Despite a warning to the driver on Sunday, CMPG had already had four traffic accidents on the network by 8:41 am, including this vehicle, which lost control at Junction 8 M6 this morning. I confirmed.
Undoubtedly, London, which suffers less extreme conditions during the winter than cities in the north, has overwhelmingly reported traffic accidents in the top ten, with snow, ice and rain during that time. Over 24,000 accidents were caused. 5 years month.
However, they accounted for only 18.8 percent of all collisions that occurred on the capital roads during this period.
Duncan McClure Fisher, founder of MotorEasy, said: ‘Winter conditions clearly dominate the UK road accidents.
“On average, more than 20% of accidents occur on wet or frozen roads, but there are even more alarming numbers in some cities, jumping to nearly 30% in Manchester and 40% in Glasgow. I am.
“Maintaining and servicing your car properly can keep it in top condition a few months before winter, and if you get caught in a collision or abrasion, the repair plan will cost you. I can help. “
The Leicestershire Road Policing Unit said on Sunday that the M1 Junction 22 South was closed due to five car accidents in the snow.
A road police unit in Leicestershire said at 10:17 this morning that there had been 10 accidents on M1, M69 and A42 to date.
Drivers continue to be warned by the car group to remove all snow from the car’s windshields and windows, as well as the car’s roof.
In the “Driving in Bad Weather” section of the highway code, Rule 229 keeps the driver removing all snow and ice from all windows, keeping the lights clean, the license plate clearly visible and readable. Make sure the mirrors are transparent and the windows are completely cleared of snow to remove any snow that may fall into the path of other road users.
This is supported by Section 41D of the Road Traffic Act of 1988. In other words, it is a legal requirement to have a clear view of the road ahead before leaving.
Failure to do so could result in a £ 60 fine and three penalty points for endangering the lives of drivers, passengers and other road users.
Nonetheless, a recent survey of 2,000 drivers by findanddfundmycar.com revealed that nearly two-thirds (63 percent) of British people drive cars with snow on their roofs.
AA Winter Driving Tips
-Take extra time for your winter trip.
-Plan a route around the main road. Major roads are more likely to be closed or gravel.
-Try to get up at least 10 minutes early to take the time to de-icing your car.
-Wear comfortable, dry shoes for driving to prevent your feet from slipping on the pedals.

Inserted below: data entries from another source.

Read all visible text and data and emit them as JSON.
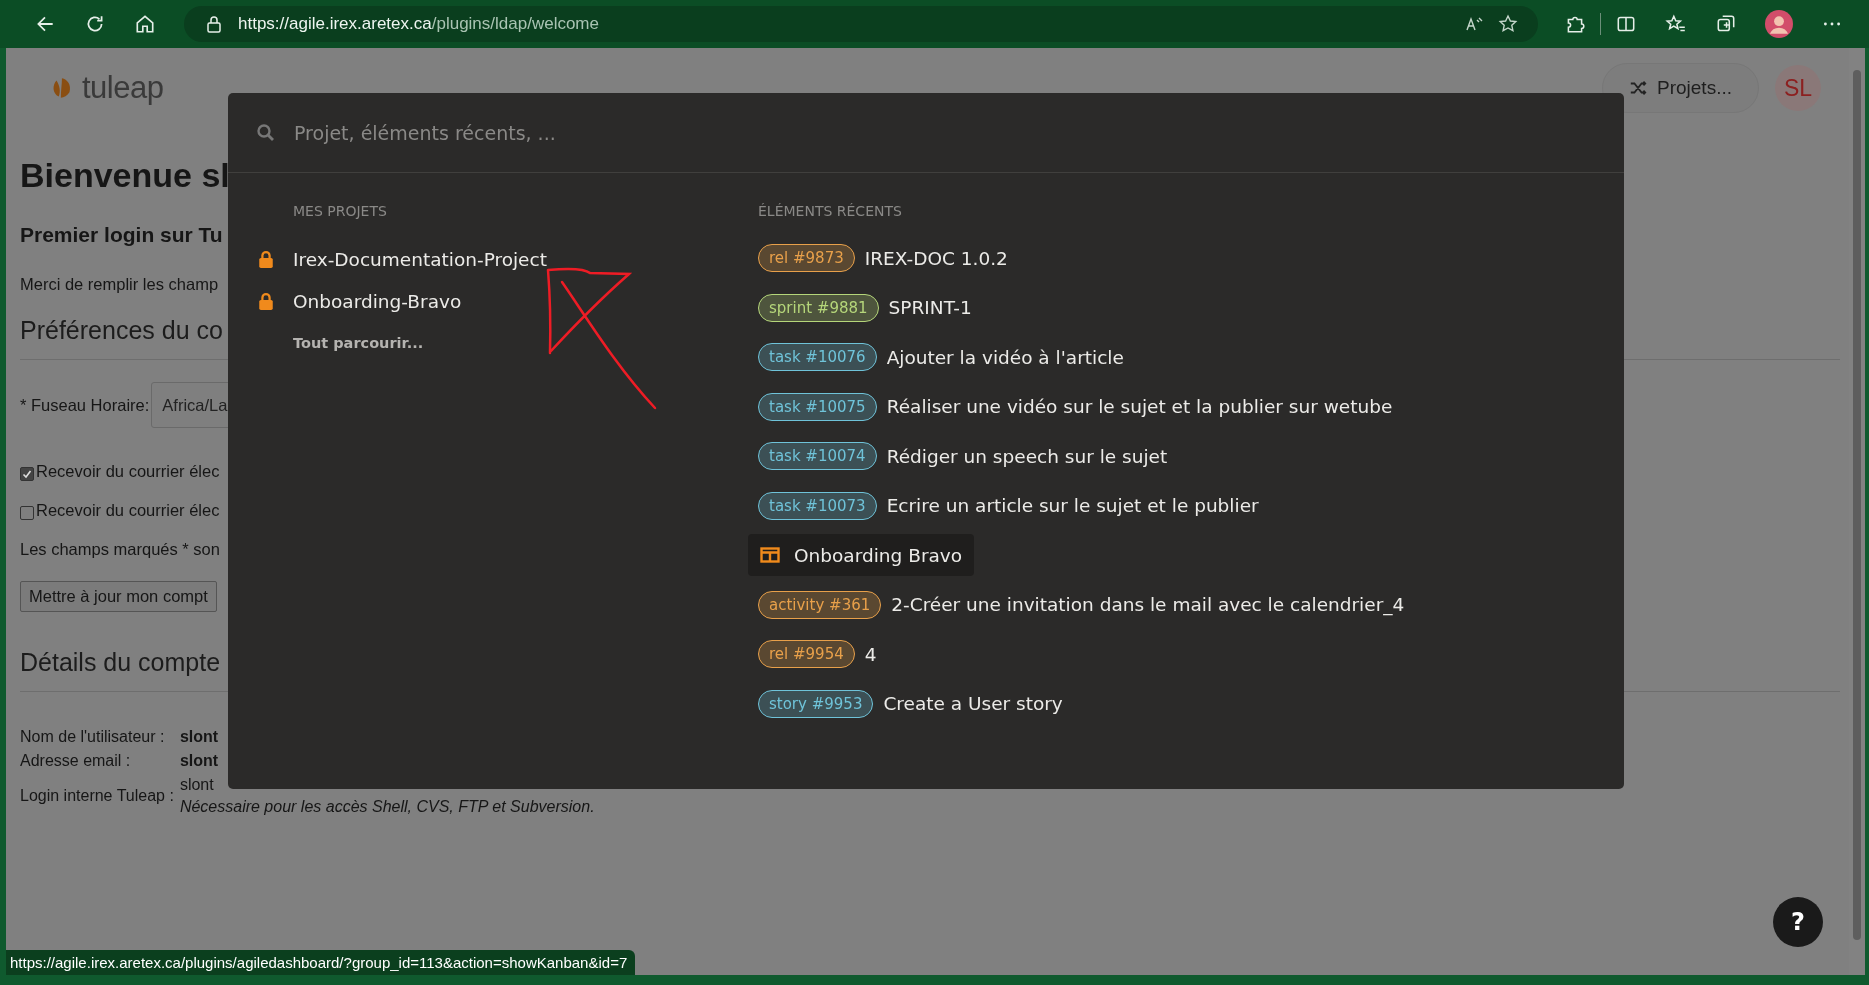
{
  "browser": {
    "url_host": "https://agile.irex.aretex.ca",
    "url_path": "/plugins/ldap/welcome",
    "status_url": "https://agile.irex.aretex.ca/plugins/agiledashboard/?group_id=113&action=showKanban&id=7"
  },
  "header": {
    "logo": "tuleap",
    "projects_button": "Projets...",
    "avatar": "SL"
  },
  "page": {
    "title": "Bienvenue sl",
    "subtitle": "Premier login sur Tu",
    "intro": "Merci de remplir les champ",
    "prefs_heading": "Préférences du co",
    "timezone_label": "* Fuseau Horaire:",
    "timezone_value": "Africa/La",
    "checkboxes": [
      {
        "label": "Recevoir du courrier élec",
        "checked": true
      },
      {
        "label": "Recevoir du courrier élec",
        "checked": false
      }
    ],
    "required_note": "Les champs marqués * son",
    "update_button": "Mettre à jour mon compt",
    "details_heading": "Détails du compte",
    "details": [
      {
        "label": "Nom de l'utilisateur :",
        "value": "slont",
        "bold": true
      },
      {
        "label": "Adresse email :",
        "value": "slont",
        "bold": true
      },
      {
        "label": "Login interne Tuleap :",
        "value": "slont",
        "bold": false,
        "note": "Nécessaire pour les accès Shell, CVS, FTP et Subversion."
      }
    ]
  },
  "switcher": {
    "search_placeholder": "Projet, éléments récents, ...",
    "projects_heading": "MES PROJETS",
    "projects": [
      {
        "name": "Irex-Documentation-Project",
        "private": true
      },
      {
        "name": "Onboarding-Bravo",
        "private": true
      }
    ],
    "browse_all": "Tout parcourir...",
    "recent_heading": "ÉLÉMENTS RÉCENTS",
    "recent": [
      {
        "kind": "artifact",
        "badge": "rel #9873",
        "color": "#e8a04a",
        "title": "IREX-DOC 1.0.2",
        "selected": false
      },
      {
        "kind": "artifact",
        "badge": "sprint #9881",
        "color": "#b5d67a",
        "title": "SPRINT-1",
        "selected": false
      },
      {
        "kind": "artifact",
        "badge": "task #10076",
        "color": "#6fc3d9",
        "title": "Ajouter la vidéo à l'article",
        "selected": false
      },
      {
        "kind": "artifact",
        "badge": "task #10075",
        "color": "#6fc3d9",
        "title": "Réaliser une vidéo sur le sujet et la publier sur wetube",
        "selected": false
      },
      {
        "kind": "artifact",
        "badge": "task #10074",
        "color": "#6fc3d9",
        "title": "Rédiger un speech sur le sujet",
        "selected": false
      },
      {
        "kind": "artifact",
        "badge": "task #10073",
        "color": "#6fc3d9",
        "title": "Ecrire un article sur le sujet et le publier",
        "selected": false
      },
      {
        "kind": "kanban",
        "title": "Onboarding Bravo",
        "selected": true
      },
      {
        "kind": "artifact",
        "badge": "activity #361",
        "color": "#e8a04a",
        "title": "2-Créer une invitation dans le mail avec le calendrier_4",
        "selected": false
      },
      {
        "kind": "artifact",
        "badge": "rel #9954",
        "color": "#e8a04a",
        "title": "4",
        "selected": false
      },
      {
        "kind": "artifact",
        "badge": "story #9953",
        "color": "#6fc3d9",
        "title": "Create a User story",
        "selected": false
      }
    ]
  },
  "help_button": "?"
}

-Check fuel levels-Prepare at least a quarter of the tank in case of unexpected delays.
-Clear all windows with a scraper and anti-freezing agent and wait until the windshield is completely demisted.

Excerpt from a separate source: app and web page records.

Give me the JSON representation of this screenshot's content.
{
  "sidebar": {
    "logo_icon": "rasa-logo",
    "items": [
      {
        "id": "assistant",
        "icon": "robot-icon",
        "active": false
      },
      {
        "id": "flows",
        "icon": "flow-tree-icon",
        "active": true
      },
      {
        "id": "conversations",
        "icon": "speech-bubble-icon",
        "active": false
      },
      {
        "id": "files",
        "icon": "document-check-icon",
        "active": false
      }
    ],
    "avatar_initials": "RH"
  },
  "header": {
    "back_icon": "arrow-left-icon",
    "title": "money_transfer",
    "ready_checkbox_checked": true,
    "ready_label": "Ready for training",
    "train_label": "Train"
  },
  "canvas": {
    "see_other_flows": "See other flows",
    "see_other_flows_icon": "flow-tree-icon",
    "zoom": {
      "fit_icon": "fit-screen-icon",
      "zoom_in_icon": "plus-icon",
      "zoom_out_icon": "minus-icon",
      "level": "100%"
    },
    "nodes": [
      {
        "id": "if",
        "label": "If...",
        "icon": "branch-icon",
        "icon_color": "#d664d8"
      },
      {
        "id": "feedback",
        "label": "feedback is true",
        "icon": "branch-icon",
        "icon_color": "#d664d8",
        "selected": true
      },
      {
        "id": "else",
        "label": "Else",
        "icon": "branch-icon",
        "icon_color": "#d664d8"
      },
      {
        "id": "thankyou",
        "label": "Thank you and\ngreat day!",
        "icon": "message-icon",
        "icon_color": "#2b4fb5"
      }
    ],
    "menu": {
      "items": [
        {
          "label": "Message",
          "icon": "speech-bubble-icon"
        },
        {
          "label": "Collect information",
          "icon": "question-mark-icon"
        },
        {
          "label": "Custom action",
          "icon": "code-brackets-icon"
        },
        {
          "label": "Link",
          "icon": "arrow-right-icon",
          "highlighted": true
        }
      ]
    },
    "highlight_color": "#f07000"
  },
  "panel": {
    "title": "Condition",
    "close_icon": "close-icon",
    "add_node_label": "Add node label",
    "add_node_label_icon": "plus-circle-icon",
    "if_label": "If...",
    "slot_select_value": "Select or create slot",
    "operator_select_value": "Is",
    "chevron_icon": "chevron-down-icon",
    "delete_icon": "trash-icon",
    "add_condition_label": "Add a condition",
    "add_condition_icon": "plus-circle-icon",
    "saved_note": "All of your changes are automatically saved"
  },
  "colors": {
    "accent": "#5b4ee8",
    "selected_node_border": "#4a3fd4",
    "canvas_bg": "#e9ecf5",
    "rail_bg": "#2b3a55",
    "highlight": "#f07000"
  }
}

-Check your handbook if you drive an automatic transmission. Some cars are in winter mode, while others recommend choosing “2” in slippery situations.
Drive the winter road
-Gently loosen your foot from the clutch and pull it apart in 2nd gear to avoid wheel spin.
-If you need to use the brakes, apply the brakes slowly.
-Driving uphill – Leave enough space between other cars or wait until it clears so you don’t have to stop in the middle. Keep a constant speed so you don’t have to change gears on the hills.
-Driving downhill-Decelerate in front of the slope and use low gear to avoid braking. Leave as much space as possible after the car in front.
If you get caught in snow or ice
-If you get stuck, straighten the steering and remove the snow from the wheels.
-Place a bag or old rug in front of the drive wheels to give the tires grip.
Save money with motoring
Some links in this article may be affiliate links. If you click on them, we may earn a small commission. This will help fund This Is Money and make it freely available. I haven’t written an article promoting the product. We do not allow commercial relationships to affect editorial independence.
A city where winter conditions catch the most drivers
https://www.dailymail.co.uk/money/cars/article-9184013/Cities-winter-conditions-catch-drivers.html?ns_mchannel=rss&ns_campaign=1490&ito=1490 A city where winter conditions catch the most drivers